Saudi Arabia’s Transfer Pricing Bylaws are substantially harmonized with the OECD guidelines. These bylaws have undergone some adjustments following a public comment period, although no major deviations from international standards are observed.
In Saudi Arabia’s TP Bylaws, the definition of related parties encompasses a broad range of relationships, including natural persons, legal persons, and effective control. Effective control is defined as the ability to influence another entity’s business decisions directly or indirectly through various means, including management agreements, trust arrangements, equity control, and commercial connections.
Saudi Arabia introduced Transfer Pricing Bylaws in February 2019, accompanied by the 2019 Transfer Pricing Guidelines. The latter offer guidance on implementing the Bylaws. A second edition of the guidelines was published in June 2020, maintaining consistency with the Bylaws.
Saudi Arabia has yet to implement rules regarding advance pricing agreements.
Transfer pricing audit practices in Saudi Arabia are evolving, with an emphasis on entities in continuous loss positions and specific industries like energy, consumer goods, and technology.
Under Article 18 of the TP Bylaws, ultimate or surrogate parent entities in Saudi Arabia must submit Country-by-Country (CbC) reports. TP Bylaws require every taxpayer with related-party transactions exceeding SAR 6 million to maintain a Master File and Local File.
Banks and insurance companies in Saudi Arabia with shares listed on the Saudi Stock Exchange must publish financial statements following IFRS. Other listed and unlisted companies should adhere to accounting standards issued by the Saudi Organization for Certified Public Accountants (SOCPA).
TP documentation is encouraged to be maintained and submitted in Arabic. English or other languages may be accepted, but compliance with language requirements is essential.
Taxpayers are obliged to submit TP documentation within 30 days, with extensions possible.

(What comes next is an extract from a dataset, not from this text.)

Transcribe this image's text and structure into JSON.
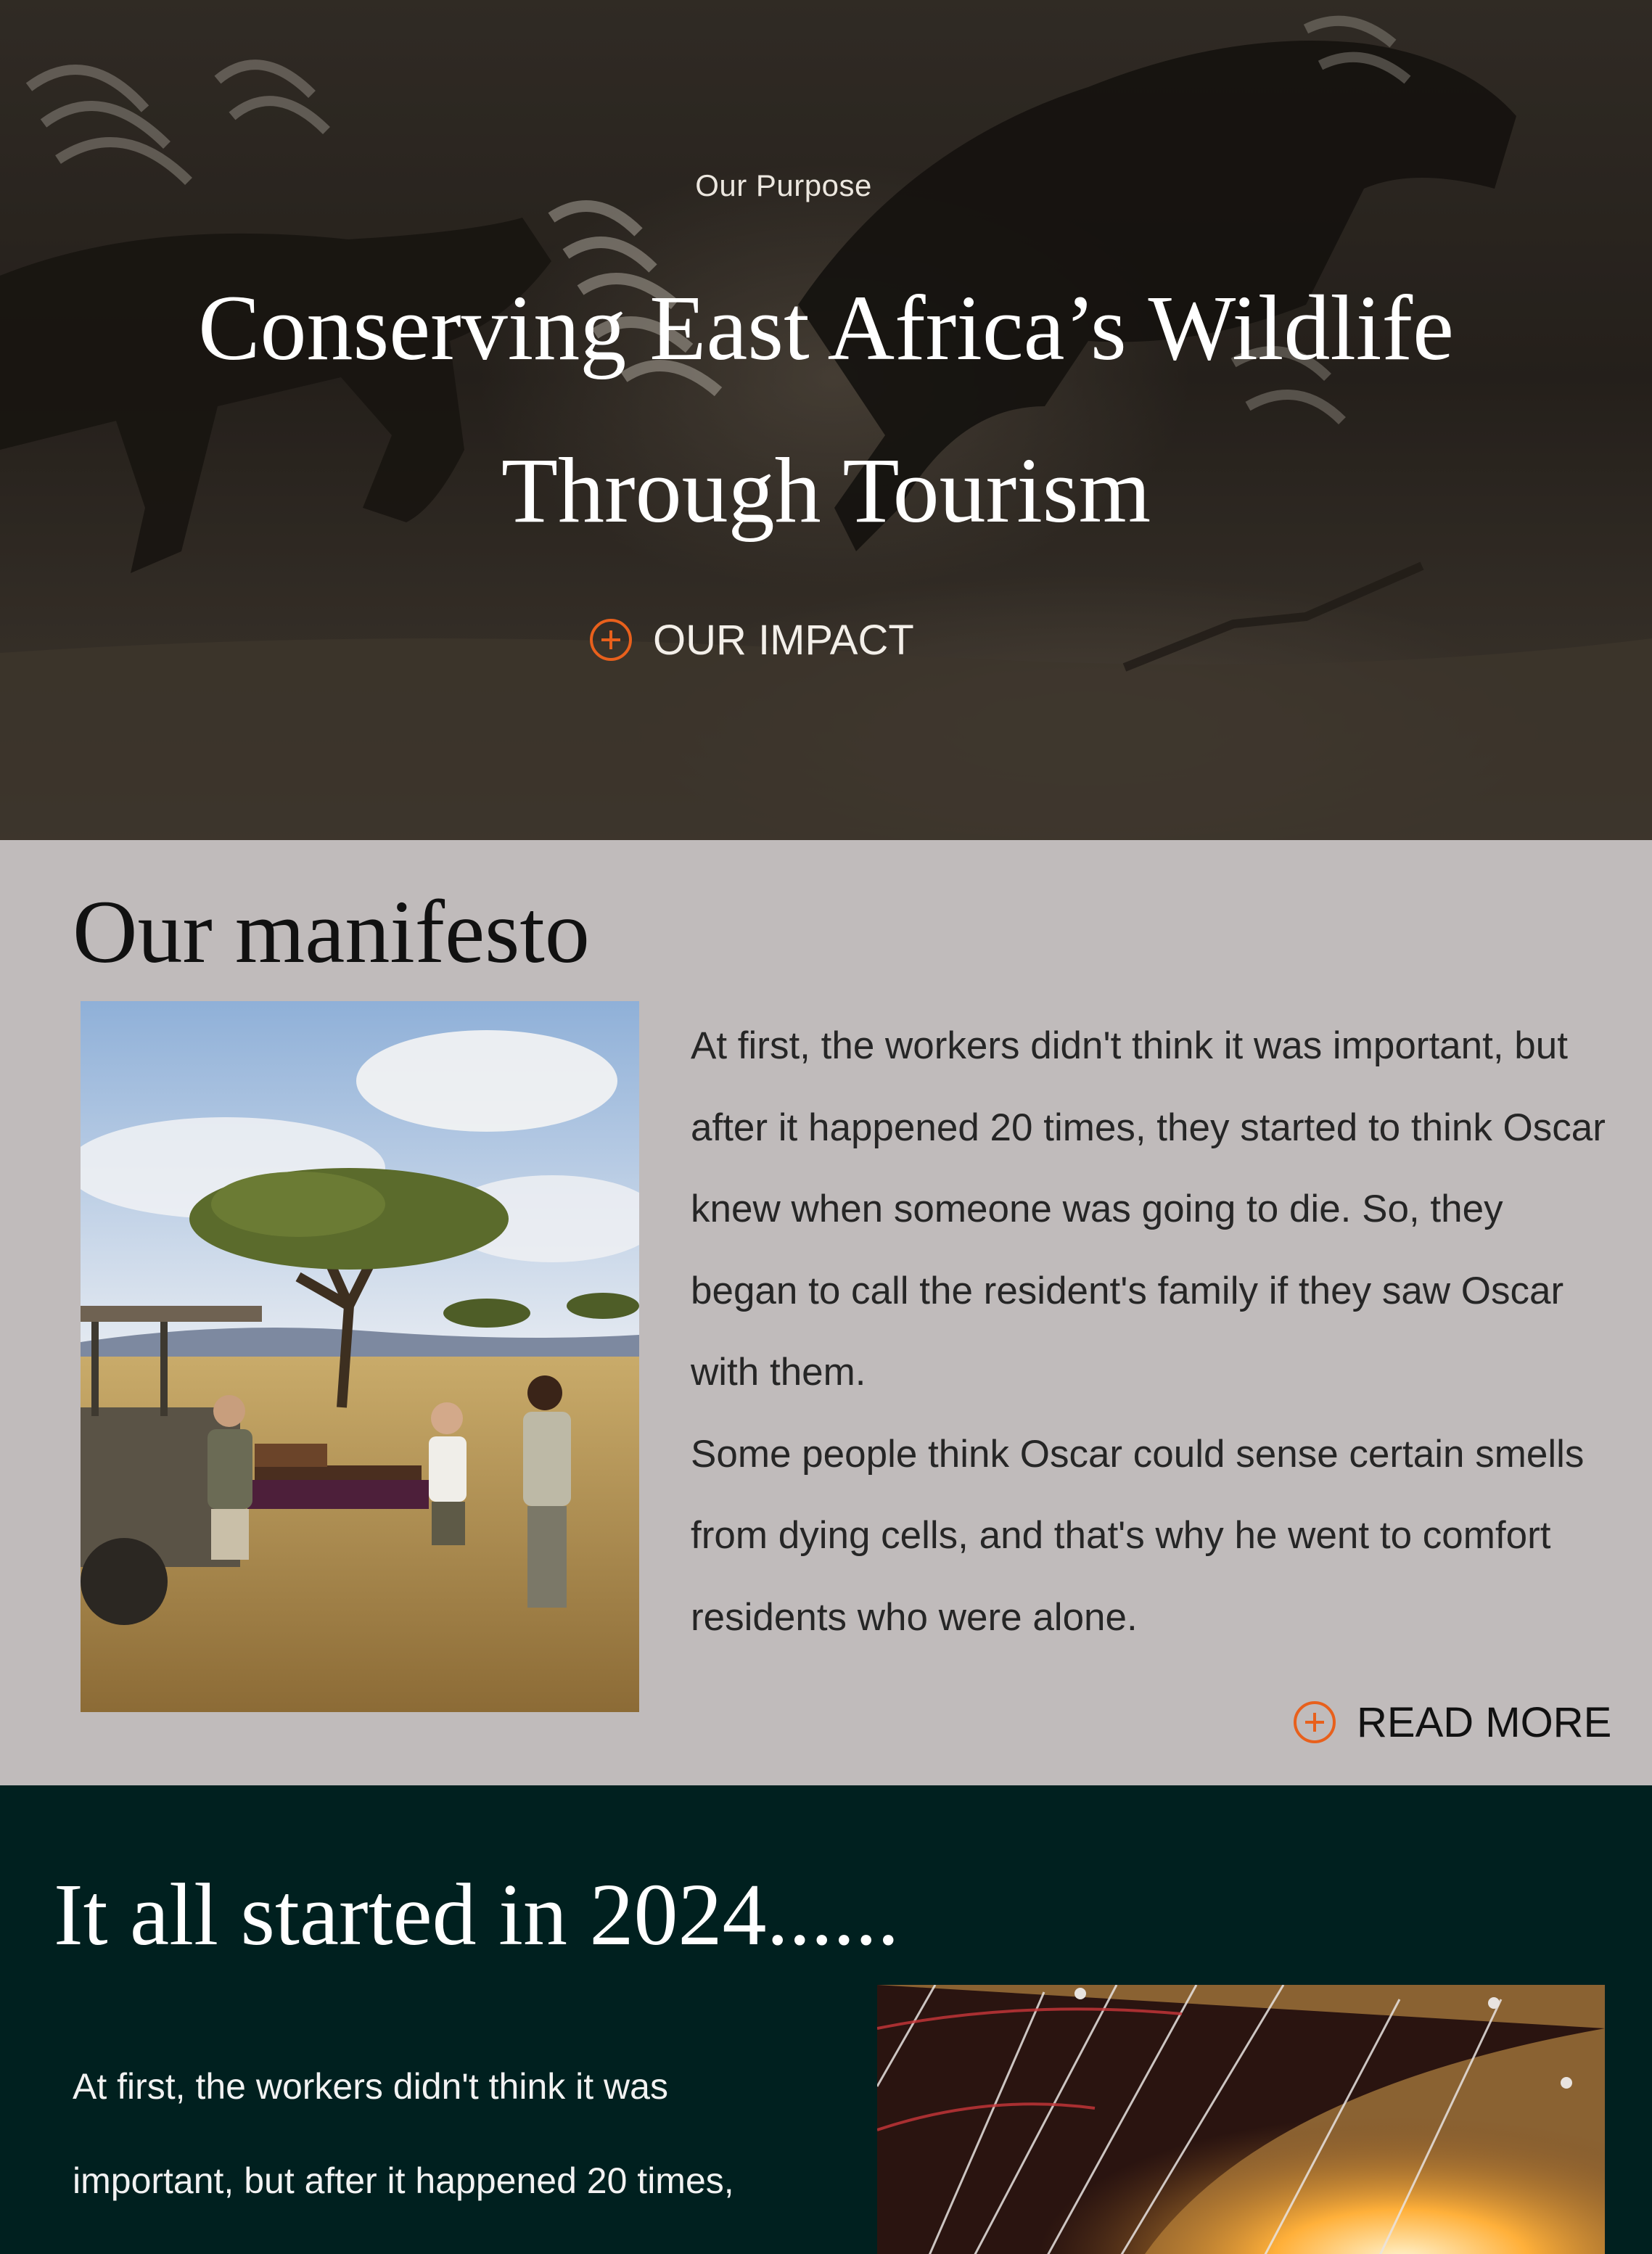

Taxpayers must retain TP documentation for five years, in accordance with the statute of limitations.
Tax evasion, including knowingly hiding information, leads to a 25% penalty on excess tax charged.